Whenever a line in the data contains "message", show that line.

Start of Given information

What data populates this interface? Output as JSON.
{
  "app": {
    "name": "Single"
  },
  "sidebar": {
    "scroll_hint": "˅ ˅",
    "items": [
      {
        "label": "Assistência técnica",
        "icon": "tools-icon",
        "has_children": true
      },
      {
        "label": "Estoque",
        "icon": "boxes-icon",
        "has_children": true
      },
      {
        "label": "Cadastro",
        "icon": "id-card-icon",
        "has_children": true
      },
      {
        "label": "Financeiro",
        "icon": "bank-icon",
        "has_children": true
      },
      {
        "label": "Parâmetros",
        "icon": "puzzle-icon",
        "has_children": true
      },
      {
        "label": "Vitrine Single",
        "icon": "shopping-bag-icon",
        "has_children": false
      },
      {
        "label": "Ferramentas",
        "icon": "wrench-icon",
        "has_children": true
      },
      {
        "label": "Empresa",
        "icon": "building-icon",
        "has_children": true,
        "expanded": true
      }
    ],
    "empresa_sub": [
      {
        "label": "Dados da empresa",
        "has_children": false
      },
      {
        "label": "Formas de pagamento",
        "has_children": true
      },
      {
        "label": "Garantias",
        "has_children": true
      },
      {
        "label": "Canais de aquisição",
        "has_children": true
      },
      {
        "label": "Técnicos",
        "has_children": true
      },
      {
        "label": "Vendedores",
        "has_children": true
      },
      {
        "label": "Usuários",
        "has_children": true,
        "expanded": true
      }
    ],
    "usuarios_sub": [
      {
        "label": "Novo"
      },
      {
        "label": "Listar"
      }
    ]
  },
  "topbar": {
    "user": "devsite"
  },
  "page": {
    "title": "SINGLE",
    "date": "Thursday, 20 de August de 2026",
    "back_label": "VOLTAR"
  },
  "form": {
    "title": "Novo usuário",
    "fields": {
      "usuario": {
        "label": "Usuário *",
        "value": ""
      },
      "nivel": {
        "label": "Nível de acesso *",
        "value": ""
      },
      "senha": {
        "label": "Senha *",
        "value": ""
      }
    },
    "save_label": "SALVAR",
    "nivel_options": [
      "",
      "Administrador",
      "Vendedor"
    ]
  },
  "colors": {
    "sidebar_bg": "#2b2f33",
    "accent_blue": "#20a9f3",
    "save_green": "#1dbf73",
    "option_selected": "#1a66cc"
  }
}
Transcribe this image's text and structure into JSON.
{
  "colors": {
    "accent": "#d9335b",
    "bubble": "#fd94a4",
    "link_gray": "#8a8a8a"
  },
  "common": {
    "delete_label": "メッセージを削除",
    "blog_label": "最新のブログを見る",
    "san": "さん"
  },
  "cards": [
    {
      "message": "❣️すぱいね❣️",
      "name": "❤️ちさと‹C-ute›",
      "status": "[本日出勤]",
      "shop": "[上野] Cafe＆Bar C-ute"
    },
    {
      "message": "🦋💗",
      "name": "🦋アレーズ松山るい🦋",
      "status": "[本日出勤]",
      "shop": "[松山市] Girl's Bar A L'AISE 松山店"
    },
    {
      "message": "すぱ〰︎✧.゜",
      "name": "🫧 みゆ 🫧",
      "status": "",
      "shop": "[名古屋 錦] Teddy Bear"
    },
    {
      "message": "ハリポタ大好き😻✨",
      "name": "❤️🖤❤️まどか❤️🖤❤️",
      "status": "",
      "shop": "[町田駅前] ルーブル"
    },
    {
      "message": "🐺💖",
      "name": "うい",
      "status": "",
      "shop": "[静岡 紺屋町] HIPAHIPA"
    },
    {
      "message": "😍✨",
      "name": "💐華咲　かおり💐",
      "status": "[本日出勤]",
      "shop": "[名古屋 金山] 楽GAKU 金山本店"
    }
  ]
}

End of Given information

### Exercise output:
      "message": "❣️すぱいね❣️",
      "message": "🦋💗",
      "message": "すぱ〰︎✧.゜",
      "message": "ハリポタ大好き😻✨",
      "message": "🐺💖",
      "message": "😍✨",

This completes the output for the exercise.